Open the code to scene.html and add a link to the scene.gltf file using the a-gltf-model element like this.

<a-gltf-model src="mega_scene/scene.gltf"></a-gltf-model>  

You should see a scene similar to this one:

Now you can move it around by adding position and rotation attributes, or change the lighting with some a-light elements. See the A-Frame docs for more details.

Note: if you don’t see the model, check in the JavaScript console. Some operating systems set the file permissions of downloads to be readable only by the current user. On my Mac, this created an HTTP 401 error on my local webserver. I had to change the permission to world-readable to be able to view the scene.

For more information about the gltl-model component see the documentation page.

Subsetting Scenes

The scene above looks cool, but to create your own experience you will probably want to use only certain elements from the scene, not everything. A-Frame works in terms of models, so if we want to use just part of it we need to subset the model. There are a few ways to do this.

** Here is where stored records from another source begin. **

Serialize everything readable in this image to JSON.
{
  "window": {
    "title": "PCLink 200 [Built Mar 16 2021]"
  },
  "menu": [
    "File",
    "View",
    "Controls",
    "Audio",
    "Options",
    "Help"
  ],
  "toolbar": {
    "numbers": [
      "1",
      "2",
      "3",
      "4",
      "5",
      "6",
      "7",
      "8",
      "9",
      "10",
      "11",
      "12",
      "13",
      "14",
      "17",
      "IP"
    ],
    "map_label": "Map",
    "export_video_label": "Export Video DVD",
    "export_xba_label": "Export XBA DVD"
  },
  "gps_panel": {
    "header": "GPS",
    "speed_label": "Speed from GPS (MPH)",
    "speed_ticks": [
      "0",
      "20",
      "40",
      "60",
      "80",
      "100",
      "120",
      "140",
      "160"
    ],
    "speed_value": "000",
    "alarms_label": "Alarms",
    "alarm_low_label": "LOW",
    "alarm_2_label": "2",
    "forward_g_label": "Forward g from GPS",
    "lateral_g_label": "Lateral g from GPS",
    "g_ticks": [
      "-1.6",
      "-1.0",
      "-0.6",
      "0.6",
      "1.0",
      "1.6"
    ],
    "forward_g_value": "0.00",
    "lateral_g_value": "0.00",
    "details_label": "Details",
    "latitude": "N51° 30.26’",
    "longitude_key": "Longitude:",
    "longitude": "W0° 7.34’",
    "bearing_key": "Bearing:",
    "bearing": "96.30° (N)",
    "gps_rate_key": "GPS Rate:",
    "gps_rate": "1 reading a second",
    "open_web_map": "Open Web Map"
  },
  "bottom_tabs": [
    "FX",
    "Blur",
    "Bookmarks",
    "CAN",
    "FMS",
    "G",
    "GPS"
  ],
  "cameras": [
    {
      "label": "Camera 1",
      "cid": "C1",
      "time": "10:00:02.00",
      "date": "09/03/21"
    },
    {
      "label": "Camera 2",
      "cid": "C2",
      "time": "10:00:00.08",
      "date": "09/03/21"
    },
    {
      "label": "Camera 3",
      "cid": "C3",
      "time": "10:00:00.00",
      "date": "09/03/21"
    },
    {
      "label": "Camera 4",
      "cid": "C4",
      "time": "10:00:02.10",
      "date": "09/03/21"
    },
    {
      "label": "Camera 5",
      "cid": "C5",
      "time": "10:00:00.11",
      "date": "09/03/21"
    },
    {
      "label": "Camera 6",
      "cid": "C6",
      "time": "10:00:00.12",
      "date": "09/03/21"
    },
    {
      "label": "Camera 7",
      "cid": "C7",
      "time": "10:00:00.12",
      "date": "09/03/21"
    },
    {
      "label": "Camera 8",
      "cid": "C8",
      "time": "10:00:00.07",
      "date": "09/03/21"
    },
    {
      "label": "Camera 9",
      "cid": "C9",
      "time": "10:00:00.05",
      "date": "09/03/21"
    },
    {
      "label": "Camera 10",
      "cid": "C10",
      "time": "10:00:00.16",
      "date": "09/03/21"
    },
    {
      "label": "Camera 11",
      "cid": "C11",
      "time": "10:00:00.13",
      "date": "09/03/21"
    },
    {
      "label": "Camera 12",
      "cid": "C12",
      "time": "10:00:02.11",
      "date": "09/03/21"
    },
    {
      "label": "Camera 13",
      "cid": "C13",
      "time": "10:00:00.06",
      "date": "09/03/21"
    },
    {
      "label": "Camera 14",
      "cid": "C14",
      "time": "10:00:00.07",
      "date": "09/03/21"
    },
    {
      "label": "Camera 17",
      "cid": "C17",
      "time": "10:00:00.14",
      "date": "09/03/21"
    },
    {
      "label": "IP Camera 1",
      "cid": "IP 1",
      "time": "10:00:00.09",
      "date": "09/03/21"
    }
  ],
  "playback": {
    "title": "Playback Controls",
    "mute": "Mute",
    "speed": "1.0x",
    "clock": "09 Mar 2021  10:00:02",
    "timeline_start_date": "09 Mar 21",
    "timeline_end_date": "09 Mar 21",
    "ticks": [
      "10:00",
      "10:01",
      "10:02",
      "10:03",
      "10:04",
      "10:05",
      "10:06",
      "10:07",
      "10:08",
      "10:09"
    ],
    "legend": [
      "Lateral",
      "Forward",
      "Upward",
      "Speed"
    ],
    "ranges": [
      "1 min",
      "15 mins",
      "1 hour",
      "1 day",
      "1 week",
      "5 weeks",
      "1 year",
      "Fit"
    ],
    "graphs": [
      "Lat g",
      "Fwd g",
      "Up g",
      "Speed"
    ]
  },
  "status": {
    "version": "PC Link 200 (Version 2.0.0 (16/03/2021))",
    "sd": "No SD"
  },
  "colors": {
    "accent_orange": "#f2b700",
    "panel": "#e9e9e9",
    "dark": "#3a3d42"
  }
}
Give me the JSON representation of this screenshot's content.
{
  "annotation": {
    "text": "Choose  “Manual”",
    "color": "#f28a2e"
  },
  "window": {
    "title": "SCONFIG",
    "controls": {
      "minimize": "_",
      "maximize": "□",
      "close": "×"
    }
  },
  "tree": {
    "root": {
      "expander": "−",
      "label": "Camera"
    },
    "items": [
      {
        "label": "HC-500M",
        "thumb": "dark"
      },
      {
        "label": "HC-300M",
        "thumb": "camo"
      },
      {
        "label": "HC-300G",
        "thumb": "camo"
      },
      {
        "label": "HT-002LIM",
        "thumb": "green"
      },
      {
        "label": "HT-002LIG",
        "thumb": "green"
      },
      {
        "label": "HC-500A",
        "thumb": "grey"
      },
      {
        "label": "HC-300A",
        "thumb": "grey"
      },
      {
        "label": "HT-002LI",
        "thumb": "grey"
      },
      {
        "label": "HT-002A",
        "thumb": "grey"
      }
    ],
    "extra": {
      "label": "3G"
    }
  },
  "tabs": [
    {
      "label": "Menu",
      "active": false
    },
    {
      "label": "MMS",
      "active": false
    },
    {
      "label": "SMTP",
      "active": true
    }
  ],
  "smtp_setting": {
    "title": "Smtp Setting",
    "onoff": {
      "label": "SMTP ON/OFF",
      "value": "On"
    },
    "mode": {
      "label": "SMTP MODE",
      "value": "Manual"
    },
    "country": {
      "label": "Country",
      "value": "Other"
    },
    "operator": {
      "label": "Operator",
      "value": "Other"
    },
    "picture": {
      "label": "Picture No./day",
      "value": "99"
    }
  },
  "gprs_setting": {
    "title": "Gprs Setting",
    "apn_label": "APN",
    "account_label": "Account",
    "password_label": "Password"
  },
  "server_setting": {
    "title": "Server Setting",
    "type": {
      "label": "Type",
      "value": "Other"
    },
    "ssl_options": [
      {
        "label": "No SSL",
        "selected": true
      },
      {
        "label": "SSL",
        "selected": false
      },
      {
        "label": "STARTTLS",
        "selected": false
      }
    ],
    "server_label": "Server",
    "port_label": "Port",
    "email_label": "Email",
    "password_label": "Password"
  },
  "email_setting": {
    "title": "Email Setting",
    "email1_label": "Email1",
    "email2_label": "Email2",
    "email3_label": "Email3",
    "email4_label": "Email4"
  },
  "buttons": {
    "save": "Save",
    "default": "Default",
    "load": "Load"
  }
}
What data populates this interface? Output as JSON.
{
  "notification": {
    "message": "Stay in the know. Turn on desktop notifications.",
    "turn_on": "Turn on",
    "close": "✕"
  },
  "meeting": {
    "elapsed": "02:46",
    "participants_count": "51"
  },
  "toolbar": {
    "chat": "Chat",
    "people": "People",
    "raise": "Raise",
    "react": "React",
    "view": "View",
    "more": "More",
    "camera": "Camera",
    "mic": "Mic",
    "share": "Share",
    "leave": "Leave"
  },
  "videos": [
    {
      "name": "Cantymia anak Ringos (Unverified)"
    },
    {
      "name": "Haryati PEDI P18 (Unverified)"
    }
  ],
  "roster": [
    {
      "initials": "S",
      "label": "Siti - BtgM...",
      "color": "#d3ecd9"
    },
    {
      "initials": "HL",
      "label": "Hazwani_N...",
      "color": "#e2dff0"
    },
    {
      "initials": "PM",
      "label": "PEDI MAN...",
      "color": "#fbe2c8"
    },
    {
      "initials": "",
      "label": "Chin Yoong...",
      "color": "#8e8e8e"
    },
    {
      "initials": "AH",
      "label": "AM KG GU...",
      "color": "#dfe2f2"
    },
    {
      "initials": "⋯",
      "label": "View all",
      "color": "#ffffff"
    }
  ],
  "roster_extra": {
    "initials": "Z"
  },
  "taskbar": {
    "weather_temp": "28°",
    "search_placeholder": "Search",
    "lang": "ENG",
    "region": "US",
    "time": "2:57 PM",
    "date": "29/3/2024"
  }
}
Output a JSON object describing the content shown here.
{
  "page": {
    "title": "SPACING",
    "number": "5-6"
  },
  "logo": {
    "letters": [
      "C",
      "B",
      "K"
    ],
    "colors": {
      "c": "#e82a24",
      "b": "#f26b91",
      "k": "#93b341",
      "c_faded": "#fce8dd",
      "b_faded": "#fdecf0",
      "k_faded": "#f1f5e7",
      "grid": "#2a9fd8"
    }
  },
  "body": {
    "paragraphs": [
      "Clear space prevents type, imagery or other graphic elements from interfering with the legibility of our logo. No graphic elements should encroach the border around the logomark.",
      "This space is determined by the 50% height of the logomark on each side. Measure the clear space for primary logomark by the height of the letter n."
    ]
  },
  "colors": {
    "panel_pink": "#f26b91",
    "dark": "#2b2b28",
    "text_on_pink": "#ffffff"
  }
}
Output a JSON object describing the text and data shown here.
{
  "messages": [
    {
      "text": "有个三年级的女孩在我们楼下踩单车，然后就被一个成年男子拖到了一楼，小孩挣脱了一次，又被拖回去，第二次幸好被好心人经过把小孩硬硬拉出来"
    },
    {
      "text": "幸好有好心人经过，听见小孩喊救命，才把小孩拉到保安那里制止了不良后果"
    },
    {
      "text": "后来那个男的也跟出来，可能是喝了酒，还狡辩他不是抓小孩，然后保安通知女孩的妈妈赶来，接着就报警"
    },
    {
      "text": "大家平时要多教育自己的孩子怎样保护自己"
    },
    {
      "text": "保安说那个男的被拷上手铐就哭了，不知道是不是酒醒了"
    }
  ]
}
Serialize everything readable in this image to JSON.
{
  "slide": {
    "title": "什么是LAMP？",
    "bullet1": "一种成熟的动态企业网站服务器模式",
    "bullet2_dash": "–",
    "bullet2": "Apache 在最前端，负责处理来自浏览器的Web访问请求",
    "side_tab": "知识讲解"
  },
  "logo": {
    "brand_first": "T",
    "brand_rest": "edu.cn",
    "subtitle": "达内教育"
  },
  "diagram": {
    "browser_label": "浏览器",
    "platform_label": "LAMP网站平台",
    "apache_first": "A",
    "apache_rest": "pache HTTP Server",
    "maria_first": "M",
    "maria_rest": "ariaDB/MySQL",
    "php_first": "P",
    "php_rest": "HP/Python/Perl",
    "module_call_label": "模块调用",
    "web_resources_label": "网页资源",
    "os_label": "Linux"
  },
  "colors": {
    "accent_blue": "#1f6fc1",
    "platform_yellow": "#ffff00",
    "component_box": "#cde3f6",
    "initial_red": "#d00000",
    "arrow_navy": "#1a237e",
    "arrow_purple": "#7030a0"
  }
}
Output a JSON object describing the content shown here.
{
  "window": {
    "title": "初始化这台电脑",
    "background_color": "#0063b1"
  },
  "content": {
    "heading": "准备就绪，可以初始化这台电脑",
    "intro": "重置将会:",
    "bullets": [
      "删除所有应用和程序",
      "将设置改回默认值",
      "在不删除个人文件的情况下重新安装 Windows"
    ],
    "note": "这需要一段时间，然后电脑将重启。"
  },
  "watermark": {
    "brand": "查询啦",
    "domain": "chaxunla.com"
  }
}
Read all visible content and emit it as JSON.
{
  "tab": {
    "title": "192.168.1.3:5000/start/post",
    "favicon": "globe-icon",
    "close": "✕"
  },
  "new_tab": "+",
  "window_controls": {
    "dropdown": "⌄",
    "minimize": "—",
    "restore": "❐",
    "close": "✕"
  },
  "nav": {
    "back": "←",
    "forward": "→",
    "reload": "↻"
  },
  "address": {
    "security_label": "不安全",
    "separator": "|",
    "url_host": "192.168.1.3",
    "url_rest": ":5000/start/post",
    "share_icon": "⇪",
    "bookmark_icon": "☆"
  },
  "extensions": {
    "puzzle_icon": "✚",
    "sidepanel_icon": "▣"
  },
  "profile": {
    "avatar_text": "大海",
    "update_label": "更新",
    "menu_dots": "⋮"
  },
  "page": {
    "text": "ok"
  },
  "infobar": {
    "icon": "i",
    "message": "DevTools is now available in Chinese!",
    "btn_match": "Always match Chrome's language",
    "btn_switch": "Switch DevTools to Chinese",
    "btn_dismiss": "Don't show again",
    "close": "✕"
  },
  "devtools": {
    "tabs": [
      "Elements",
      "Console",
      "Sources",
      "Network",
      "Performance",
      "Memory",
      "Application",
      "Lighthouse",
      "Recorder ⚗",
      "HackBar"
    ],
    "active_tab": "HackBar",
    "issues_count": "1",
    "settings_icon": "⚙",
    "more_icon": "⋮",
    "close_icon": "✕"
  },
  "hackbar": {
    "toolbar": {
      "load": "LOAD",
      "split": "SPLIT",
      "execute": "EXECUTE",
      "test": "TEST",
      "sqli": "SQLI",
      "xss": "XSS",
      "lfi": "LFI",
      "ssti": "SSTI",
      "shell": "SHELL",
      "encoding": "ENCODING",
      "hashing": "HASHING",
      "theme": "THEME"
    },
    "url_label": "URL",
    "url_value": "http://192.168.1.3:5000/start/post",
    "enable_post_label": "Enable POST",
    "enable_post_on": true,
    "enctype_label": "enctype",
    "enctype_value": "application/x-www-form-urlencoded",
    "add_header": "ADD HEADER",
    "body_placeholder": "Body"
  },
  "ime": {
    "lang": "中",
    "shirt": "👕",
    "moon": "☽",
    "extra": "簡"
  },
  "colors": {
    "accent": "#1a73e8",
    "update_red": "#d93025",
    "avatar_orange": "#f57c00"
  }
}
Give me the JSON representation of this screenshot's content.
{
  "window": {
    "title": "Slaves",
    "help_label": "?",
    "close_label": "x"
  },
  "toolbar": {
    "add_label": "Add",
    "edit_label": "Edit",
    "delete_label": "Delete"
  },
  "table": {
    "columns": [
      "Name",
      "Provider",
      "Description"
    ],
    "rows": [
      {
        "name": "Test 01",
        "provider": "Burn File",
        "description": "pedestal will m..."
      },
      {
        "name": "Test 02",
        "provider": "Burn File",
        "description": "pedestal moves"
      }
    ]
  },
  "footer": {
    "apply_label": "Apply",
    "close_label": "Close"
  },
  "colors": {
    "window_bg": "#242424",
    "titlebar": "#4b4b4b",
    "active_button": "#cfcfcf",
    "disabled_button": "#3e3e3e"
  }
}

If the designer of the original scene has extracted models from the scene, you can just download those directly. Many of the designers on Sketchfab have already done so. Check the main model description for links, or look at galleries owned by the original designer. For example, the imp from Baba Yaga’s hut is available here. Many of the models have also been tagged with medievalfantasyassets.

If the particular scene model you wish to load was marked with individual parts, you can also use the gltf-part component to load only a portion of it. You may need to open the .gltf file to find these names. The file is just JSON, so search for properties called name.

Finally, if you are brave, you can download the open-source 3D-editor tool Blender for free to edit and subset the original designs directly. You will also need to install a glTF exporter such as this one from the Khronos Group, or this one from Kupoman.

Supporting Assets

3D models are the core of a VR scene, but to create a complete experience you’ll probably want some particle effects, animation, and even audio. The wonderful A-Frame community has built many supplemental components you can use in your application. One of my personal favorites is Diego Goberna’s environment component which can randomly generate terrain, objects, and skyboxes for you. For particles you can use IdeaSpace VR’s particle-system-component and for simple physics you can try out Don McCurdy’s physics component.

A-Frame has built-in support for positional audio, but you still need to provide your own audio files. You can find lots of natural sound effects at freesound, and the Free Music Archive has lots of creative commons-licensed music. You can even find background music designed to loop. Always remember to credit the original author of any assets you use in your creation.

Next Steps

I hope this post gives you a good start at creating cool VR content. If you run into any challenges, feel free to reach out for help. The main A-Frame community lives on the Slack group. We have created a Slack channel specifically for the challenge. You can also read the A-Frame blog for inspiration by seeing what other A-Frame developers have created. And of course use the aframe tag on Stack Overflow. Happy Coding!